§ **PROBLEM DETAILS**
When the string "過幾分鐘會斷區域" occurs in a line of the records, show that line.

§ **RECORDS SUPPLIED**
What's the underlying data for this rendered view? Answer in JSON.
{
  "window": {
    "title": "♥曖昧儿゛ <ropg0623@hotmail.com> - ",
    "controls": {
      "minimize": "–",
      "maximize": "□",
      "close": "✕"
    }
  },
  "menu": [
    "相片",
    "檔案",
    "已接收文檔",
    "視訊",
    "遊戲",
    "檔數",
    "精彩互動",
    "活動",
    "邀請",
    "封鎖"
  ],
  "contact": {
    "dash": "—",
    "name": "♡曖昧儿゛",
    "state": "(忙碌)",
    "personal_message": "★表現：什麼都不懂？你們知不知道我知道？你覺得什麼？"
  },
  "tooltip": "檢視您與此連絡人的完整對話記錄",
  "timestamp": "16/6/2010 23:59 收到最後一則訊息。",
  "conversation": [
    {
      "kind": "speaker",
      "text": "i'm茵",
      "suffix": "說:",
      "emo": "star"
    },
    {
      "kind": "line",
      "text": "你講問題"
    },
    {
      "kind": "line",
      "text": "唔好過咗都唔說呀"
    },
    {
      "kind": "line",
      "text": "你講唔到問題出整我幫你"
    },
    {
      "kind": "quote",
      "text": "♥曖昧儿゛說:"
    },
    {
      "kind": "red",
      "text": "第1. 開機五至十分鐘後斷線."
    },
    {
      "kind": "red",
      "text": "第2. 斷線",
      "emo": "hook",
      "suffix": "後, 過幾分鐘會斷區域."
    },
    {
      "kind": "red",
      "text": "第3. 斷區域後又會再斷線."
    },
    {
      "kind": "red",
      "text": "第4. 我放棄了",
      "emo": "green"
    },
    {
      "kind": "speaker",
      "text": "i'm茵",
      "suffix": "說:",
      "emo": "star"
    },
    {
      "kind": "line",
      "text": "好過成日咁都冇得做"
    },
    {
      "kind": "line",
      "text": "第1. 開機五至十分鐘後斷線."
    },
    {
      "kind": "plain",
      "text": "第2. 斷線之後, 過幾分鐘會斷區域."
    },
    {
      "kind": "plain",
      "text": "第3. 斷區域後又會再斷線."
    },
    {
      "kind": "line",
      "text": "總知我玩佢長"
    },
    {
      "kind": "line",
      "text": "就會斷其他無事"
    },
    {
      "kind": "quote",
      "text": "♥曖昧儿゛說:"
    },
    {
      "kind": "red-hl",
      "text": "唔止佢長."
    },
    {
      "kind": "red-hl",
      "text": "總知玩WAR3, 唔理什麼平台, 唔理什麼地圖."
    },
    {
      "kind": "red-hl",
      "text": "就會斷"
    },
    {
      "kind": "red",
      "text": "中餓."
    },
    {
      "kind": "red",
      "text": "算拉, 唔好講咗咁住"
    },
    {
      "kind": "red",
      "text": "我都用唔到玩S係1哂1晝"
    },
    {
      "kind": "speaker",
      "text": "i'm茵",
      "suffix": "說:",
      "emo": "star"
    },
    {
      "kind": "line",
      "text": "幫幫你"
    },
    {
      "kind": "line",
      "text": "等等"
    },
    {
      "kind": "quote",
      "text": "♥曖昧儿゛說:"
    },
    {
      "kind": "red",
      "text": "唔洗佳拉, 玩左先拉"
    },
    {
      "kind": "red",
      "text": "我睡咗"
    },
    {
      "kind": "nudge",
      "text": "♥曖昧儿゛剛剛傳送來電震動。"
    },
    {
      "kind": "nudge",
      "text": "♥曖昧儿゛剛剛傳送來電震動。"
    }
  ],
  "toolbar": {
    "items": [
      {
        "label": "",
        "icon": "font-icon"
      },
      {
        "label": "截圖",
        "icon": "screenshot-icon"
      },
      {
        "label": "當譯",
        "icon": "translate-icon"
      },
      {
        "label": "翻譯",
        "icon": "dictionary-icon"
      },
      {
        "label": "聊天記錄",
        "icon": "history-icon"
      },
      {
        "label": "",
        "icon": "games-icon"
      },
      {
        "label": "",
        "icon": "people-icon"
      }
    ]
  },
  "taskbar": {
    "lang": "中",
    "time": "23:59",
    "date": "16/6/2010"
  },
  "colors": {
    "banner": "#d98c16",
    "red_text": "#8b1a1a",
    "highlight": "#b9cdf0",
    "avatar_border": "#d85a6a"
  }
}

§ **ANSWER BELOW**
      "suffix": "後, 過幾分鐘會斷區域."
      "text": "第2. 斷線之後, 過幾分鐘會斷區域."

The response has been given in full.